§ **Problem details**: All of the data that appears below is to be given again precisely as written.
::: Data extracts
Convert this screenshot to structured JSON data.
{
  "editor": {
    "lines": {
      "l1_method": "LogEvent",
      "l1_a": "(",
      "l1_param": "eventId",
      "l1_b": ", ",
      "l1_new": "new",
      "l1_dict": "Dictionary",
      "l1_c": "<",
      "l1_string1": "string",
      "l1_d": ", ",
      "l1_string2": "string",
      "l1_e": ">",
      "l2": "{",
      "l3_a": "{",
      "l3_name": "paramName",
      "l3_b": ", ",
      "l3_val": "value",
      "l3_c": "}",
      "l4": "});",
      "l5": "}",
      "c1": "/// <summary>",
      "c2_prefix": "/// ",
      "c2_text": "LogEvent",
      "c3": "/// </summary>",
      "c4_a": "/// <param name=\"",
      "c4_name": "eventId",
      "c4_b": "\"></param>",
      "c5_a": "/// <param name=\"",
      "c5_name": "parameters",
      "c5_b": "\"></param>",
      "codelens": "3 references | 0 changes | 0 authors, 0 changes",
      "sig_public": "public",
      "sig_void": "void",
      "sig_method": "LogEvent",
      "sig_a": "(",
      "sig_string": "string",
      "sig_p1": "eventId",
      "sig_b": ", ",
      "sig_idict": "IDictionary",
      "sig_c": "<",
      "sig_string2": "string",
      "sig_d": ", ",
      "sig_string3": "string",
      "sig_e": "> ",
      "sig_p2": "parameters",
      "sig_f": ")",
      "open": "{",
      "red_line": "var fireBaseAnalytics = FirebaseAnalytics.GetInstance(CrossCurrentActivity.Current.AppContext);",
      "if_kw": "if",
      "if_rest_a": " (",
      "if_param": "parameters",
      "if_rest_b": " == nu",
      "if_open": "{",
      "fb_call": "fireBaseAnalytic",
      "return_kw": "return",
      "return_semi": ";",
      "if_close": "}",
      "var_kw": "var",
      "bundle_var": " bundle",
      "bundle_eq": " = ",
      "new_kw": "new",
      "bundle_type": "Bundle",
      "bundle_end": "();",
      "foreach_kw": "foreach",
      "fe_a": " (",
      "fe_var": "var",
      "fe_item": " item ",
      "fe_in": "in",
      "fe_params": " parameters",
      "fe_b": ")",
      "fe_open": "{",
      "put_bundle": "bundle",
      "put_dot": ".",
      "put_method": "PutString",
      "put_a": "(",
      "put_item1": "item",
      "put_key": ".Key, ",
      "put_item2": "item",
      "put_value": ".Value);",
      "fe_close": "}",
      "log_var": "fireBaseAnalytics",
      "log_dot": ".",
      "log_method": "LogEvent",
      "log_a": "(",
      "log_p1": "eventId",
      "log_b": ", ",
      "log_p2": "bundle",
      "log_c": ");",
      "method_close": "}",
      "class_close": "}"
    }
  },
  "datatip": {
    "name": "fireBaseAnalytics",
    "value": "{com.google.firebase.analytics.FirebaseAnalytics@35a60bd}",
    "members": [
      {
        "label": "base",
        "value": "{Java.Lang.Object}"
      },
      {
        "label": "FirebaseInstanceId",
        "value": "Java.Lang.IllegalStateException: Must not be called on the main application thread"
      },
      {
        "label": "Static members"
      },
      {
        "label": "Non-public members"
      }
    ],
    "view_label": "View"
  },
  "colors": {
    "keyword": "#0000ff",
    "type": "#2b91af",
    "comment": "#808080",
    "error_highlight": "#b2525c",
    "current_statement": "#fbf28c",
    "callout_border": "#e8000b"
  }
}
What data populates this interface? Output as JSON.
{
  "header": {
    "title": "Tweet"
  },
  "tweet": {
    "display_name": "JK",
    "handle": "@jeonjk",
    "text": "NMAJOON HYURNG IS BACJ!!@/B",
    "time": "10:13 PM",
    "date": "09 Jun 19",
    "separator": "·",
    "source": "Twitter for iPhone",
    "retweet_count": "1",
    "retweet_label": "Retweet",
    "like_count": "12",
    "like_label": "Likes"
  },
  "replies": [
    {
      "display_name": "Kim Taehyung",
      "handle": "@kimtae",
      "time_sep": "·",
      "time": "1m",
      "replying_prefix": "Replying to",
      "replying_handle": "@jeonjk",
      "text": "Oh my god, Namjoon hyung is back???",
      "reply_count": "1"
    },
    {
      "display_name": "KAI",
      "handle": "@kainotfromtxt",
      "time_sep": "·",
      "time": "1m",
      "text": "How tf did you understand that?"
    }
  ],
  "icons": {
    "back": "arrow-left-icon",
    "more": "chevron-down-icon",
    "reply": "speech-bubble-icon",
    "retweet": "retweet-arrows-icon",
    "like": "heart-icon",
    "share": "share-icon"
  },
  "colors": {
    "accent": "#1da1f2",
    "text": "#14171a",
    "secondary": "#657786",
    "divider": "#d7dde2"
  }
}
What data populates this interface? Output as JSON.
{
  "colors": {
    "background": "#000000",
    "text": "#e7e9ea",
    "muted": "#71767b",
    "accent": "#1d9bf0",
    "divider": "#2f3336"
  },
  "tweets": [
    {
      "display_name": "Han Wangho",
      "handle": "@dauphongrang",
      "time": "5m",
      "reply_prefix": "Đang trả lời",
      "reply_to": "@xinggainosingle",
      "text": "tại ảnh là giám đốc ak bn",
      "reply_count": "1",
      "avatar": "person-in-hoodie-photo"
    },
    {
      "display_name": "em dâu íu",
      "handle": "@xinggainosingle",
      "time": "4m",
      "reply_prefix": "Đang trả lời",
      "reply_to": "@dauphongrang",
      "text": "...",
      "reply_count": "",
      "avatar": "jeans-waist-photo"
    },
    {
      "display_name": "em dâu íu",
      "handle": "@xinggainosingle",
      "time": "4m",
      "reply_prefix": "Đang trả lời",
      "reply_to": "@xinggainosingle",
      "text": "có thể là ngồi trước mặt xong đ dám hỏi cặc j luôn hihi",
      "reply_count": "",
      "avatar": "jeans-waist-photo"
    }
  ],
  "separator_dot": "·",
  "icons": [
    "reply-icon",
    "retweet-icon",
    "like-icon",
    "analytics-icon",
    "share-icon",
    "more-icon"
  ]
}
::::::
§ **Answer box**:
Convert this screenshot to structured JSON data.
{
  "editor": {
    "lines": {
      "l1_method": "LogEvent",
      "l1_a": "(",
      "l1_param": "eventId",
      "l1_b": ", ",
      "l1_new": "new",
      "l1_dict": "Dictionary",
      "l1_c": "<",
      "l1_string1": "string",
      "l1_d": ", ",
      "l1_string2": "string",
      "l1_e": ">",
      "l2": "{",
      "l3_a": "{",
      "l3_name": "paramName",
      "l3_b": ", ",
      "l3_val": "value",
      "l3_c": "}",
      "l4": "});",
      "l5": "}",
      "c1": "/// <summary>",
      "c2_prefix": "/// ",
      "c2_text": "LogEvent",
      "c3": "/// </summary>",
      "c4_a": "/// <param name=\"",
      "c4_name": "eventId",
      "c4_b": "\"></param>",
      "c5_a": "/// <param name=\"",
      "c5_name": "parameters",
      "c5_b": "\"></param>",
      "codelens": "3 references | 0 changes | 0 authors, 0 changes",
      "sig_public": "public",
      "sig_void": "void",
      "sig_method": "LogEvent",
      "sig_a": "(",
      "sig_string": "string",
      "sig_p1": "eventId",
      "sig_b": ", ",
      "sig_idict": "IDictionary",
      "sig_c": "<",
      "sig_string2": "string",
      "sig_d": ", ",
      "sig_string3": "string",
      "sig_e": "> ",
      "sig_p2": "parameters",
      "sig_f": ")",
      "open": "{",
      "red_line": "var fireBaseAnalytics = FirebaseAnalytics.GetInstance(CrossCurrentActivity.Current.AppContext);",
      "if_kw": "if",
      "if_rest_a": " (",
      "if_param": "parameters",
      "if_rest_b": " == nu",
      "if_open": "{",
      "fb_call": "fireBaseAnalytic",
      "return_kw": "return",
      "return_semi": ";",
      "if_close": "}",
      "var_kw": "var",
      "bundle_var": " bundle",
      "bundle_eq": " = ",
      "new_kw": "new",
      "bundle_type": "Bundle",
      "bundle_end": "();",
      "foreach_kw": "foreach",
      "fe_a": " (",
      "fe_var": "var",
      "fe_item": " item ",
      "fe_in": "in",
      "fe_params": " parameters",
      "fe_b": ")",
      "fe_open": "{",
      "put_bundle": "bundle",
      "put_dot": ".",
      "put_method": "PutString",
      "put_a": "(",
      "put_item1": "item",
      "put_key": ".Key, ",
      "put_item2": "item",
      "put_value": ".Value);",
      "fe_close": "}",
      "log_var": "fireBaseAnalytics",
      "log_dot": ".",
      "log_method": "LogEvent",
      "log_a": "(",
      "log_p1": "eventId",
      "log_b": ", ",
      "log_p2": "bundle",
      "log_c": ");",
      "method_close": "}",
      "class_close": "}"
    }
  },
  "datatip": {
    "name": "fireBaseAnalytics",
    "value": "{com.google.firebase.analytics.FirebaseAnalytics@35a60bd}",
    "members": [
      {
        "label": "base",
        "value": "{Java.Lang.Object}"
      },
      {
        "label": "FirebaseInstanceId",
        "value": "Java.Lang.IllegalStateException: Must not be called on the main application thread"
      },
      {
        "label": "Static members"
      },
      {
        "label": "Non-public members"
      }
    ],
    "view_label": "View"
  },
  "colors": {
    "keyword": "#0000ff",
    "type": "#2b91af",
    "comment": "#808080",
    "error_highlight": "#b2525c",
    "current_statement": "#fbf28c",
    "callout_border": "#e8000b"
  }
}
What data populates this interface? Output as JSON.
{
  "header": {
    "title": "Tweet"
  },
  "tweet": {
    "display_name": "JK",
    "handle": "@jeonjk",
    "text": "NMAJOON HYURNG IS BACJ!!@/B",
    "time": "10:13 PM",
    "date": "09 Jun 19",
    "separator": "·",
    "source": "Twitter for iPhone",
    "retweet_count": "1",
    "retweet_label": "Retweet",
    "like_count": "12",
    "like_label": "Likes"
  },
  "replies": [
    {
      "display_name": "Kim Taehyung",
      "handle": "@kimtae",
      "time_sep": "·",
      "time": "1m",
      "replying_prefix": "Replying to",
      "replying_handle": "@jeonjk",
      "text": "Oh my god, Namjoon hyung is back???",
      "reply_count": "1"
    },
    {
      "display_name": "KAI",
      "handle": "@kainotfromtxt",
      "time_sep": "·",
      "time": "1m",
      "text": "How tf did you understand that?"
    }
  ],
  "icons": {
    "back": "arrow-left-icon",
    "more": "chevron-down-icon",
    "reply": "speech-bubble-icon",
    "retweet": "retweet-arrows-icon",
    "like": "heart-icon",
    "share": "share-icon"
  },
  "colors": {
    "accent": "#1da1f2",
    "text": "#14171a",
    "secondary": "#657786",
    "divider": "#d7dde2"
  }
}
What data populates this interface? Output as JSON.
{
  "colors": {
    "background": "#000000",
    "text": "#e7e9ea",
    "muted": "#71767b",
    "accent": "#1d9bf0",
    "divider": "#2f3336"
  },
  "tweets": [
    {
      "display_name": "Han Wangho",
      "handle": "@dauphongrang",
      "time": "5m",
      "reply_prefix": "Đang trả lời",
      "reply_to": "@xinggainosingle",
      "text": "tại ảnh là giám đốc ak bn",
      "reply_count": "1",
      "avatar": "person-in-hoodie-photo"
    },
    {
      "display_name": "em dâu íu",
      "handle": "@xinggainosingle",
      "time": "4m",
      "reply_prefix": "Đang trả lời",
      "reply_to": "@dauphongrang",
      "text": "...",
      "reply_count": "",
      "avatar": "jeans-waist-photo"
    },
    {
      "display_name": "em dâu íu",
      "handle": "@xinggainosingle",
      "time": "4m",
      "reply_prefix": "Đang trả lời",
      "reply_to": "@xinggainosingle",
      "text": "có thể là ngồi trước mặt xong đ dám hỏi cặc j luôn hihi",
      "reply_count": "",
      "avatar": "jeans-waist-photo"
    }
  ],
  "separator_dot": "·",
  "icons": [
    "reply-icon",
    "retweet-icon",
    "like-icon",
    "analytics-icon",
    "share-icon",
    "more-icon"
  ]
}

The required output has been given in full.